 From 1905, swaraj became a central theme in the writings of many Indian scholars located in three cities, Calcutta, Bombay and Lucknow. In Calcutta scholars like K.P. Chattopadhyay (1897-1963), Benoy Kumar Sarkar (1889-1968) and N.K. Bose (1901-1972) were raising important questions about the role of sociologists in the movement against the British rule. In Bombay, two prominent sociologists who wrote on different aspects of the British rule were Patrick Geddes (1854-1932) G.S. Ghurye (1893-1983), both taught at the department of Sociology, Bombay University. In Lucknow, scholars like Radha Kamal Mukherjee (1889 1968), D.P. Mukherjee (1894-1961), D.N. Majumdar (1903-1960), and at a later stage Ghaus Ansari (1929-2012) were at the forefront. Contributions of all these scholars led to the emergence of a new sociological discourse on swaraj. The meaning of swaraj was defined and redefined by these scholars from different theoretical perspectives. What can we learn from these writings? The debate took a new turn with the publication of Gandhi’s Hind Swaraj (1909) in which a new meaning of swaraj was presented. Almost all the sociologists mentioned above were involved in interpreting the meaning of swaraj. How did the idea of swaraj influence sociologists in its formative stage? Why Calcutta, Lucknow and Bombay emerged as the main centres of sociological writings on swaraj, nation, and nationalism? How sociological writings at the formative stage help us in understanding Indian social institutions like village, caste, family and communities? In short, the paper will revisit the debate on swaraj in the Indian sociological discourse.


 Abhijit Dasgupta teaches sociology in South Asia at the University of Delhi.

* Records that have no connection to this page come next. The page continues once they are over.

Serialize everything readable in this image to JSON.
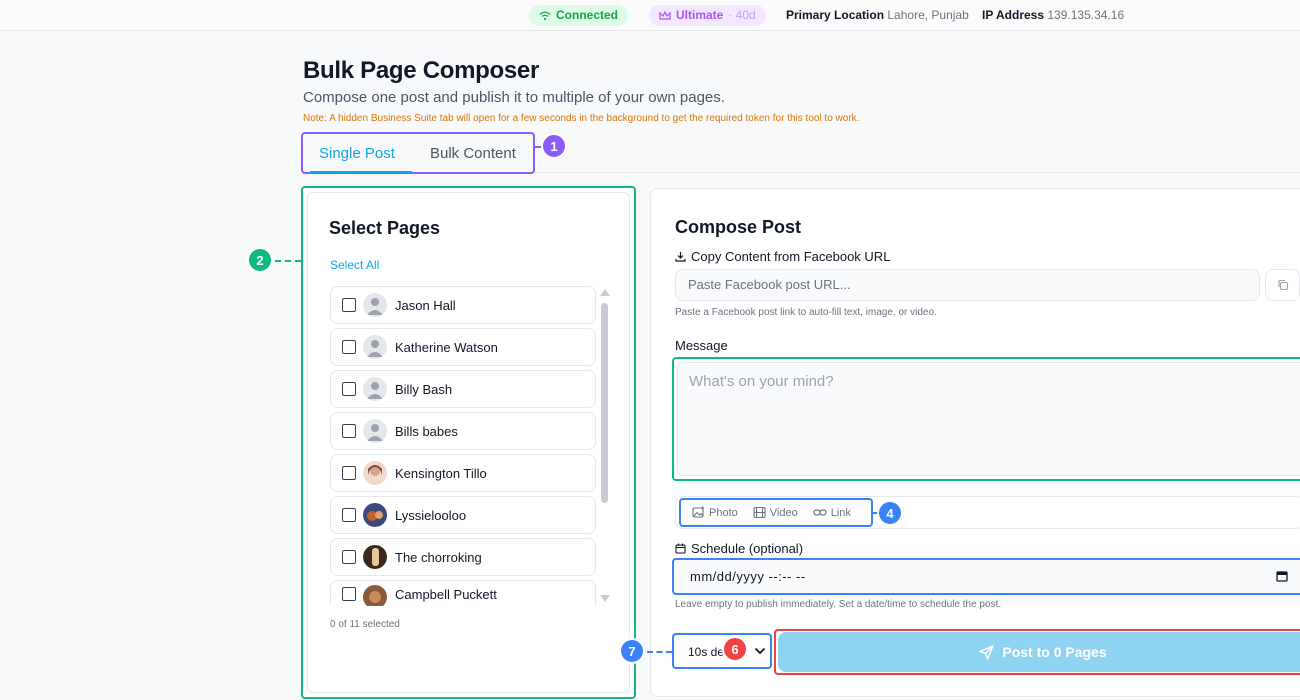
{
  "topbar": {
    "status": "Connected",
    "plan": "Ultimate",
    "plan_days": "· 40d",
    "location_label": "Primary Location",
    "location_value": "Lahore, Punjab",
    "ip_label": "IP Address",
    "ip_value": "139.135.34.16"
  },
  "header": {
    "title": "Bulk Page Composer",
    "subtitle": "Compose one post and publish it to multiple of your own pages.",
    "note": "Note: A hidden Business Suite tab will open for a few seconds in the background to get the required token for this tool to work."
  },
  "tabs": [
    {
      "label": "Single Post",
      "active": true
    },
    {
      "label": "Bulk Content",
      "active": false
    }
  ],
  "badges": {
    "tabs": "1",
    "pages": "2",
    "attachments": "4",
    "post": "6",
    "delay": "7"
  },
  "pages_panel": {
    "title": "Select Pages",
    "select_all": "Select All",
    "pages": [
      {
        "name": "Jason Hall",
        "avatar": "default"
      },
      {
        "name": "Katherine Watson",
        "avatar": "default"
      },
      {
        "name": "Billy Bash",
        "avatar": "default"
      },
      {
        "name": "Bills babes",
        "avatar": "default"
      },
      {
        "name": "Kensington Tillo",
        "avatar": "photo"
      },
      {
        "name": "Lyssielooloo",
        "avatar": "photo"
      },
      {
        "name": "The chorroking",
        "avatar": "photo"
      },
      {
        "name": "Campbell Puckett",
        "avatar": "photo"
      }
    ],
    "selected_count": "0 of 11 selected"
  },
  "compose": {
    "title": "Compose Post",
    "copy_label": "Copy Content from Facebook URL",
    "url_placeholder": "Paste Facebook post URL...",
    "url_hint": "Paste a Facebook post link to auto-fill text, image, or video.",
    "message_label": "Message",
    "message_placeholder": "What's on your mind?",
    "attach": {
      "photo": "Photo",
      "video": "Video",
      "link": "Link"
    },
    "schedule_label": "Schedule (optional)",
    "schedule_value": "mm/dd/yyyy --:-- --",
    "schedule_hint": "Leave empty to publish immediately. Set a date/time to schedule the post.",
    "delay_value": "10s de",
    "post_button": "Post to 0 Pages"
  },
  "colors": {
    "accent": "#0ea5e9",
    "connected": "#16a34a",
    "plan": "#a855f7",
    "note": "#d97706",
    "post_button": "#8ed3f2"
  }
}
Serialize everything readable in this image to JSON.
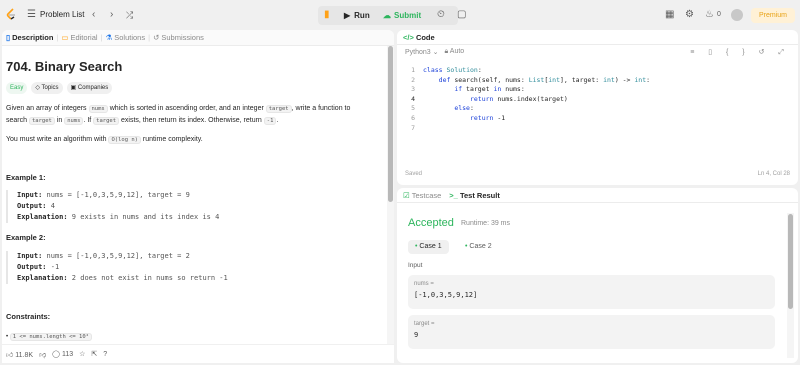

He studied at the University of Calcutta and University of Delhi for his BA and Masters degrees and received national scholarship from the Ministry of Education, Government of India, for study in the University of Sussex, U.K., from where he obtained his Ph. D. He has authored Growth with Equity: New Technologies and Agrarian Change in Bengal (New Delhi: Manohar, 1998), and co-edited State, Society and Displaced People in South Asia (Dhaka, University Press Ltd, 2005) and Rethinking Social Exclusion in India: Castes, Communities and the State (London, Routledge, 2017).


◆ Speaker
Dr. Abhijit Dasgupta (Visiting Scholar, Research Institute for Languages and Cultures of Asia and Africa, Tokyo University of Foreign Studies / Professor, Delhi School of Economics, University of Delhi)

◆ Title
“Swaraj and the Discourse on Indian Society”

  • 16:00 - 16:05
    Minoru Mio (Professor and Director, Centre for South Asian Studies, National Museum of Ethnology)
  • 16:05 - 17:05
    “Swaraj and the Discourse on Indian Society”
    Abhijit Dasgupta (Visiting Scholar, Research Institute for Languages and Cultures of Asia and Africa, Tokyo University of Foreign Studies / Professor, Delhi School of Economics, University of Delhi)
  • 17:05 - 17:20
    Tea Break
  • 17:20 - 18:00
  • 18:00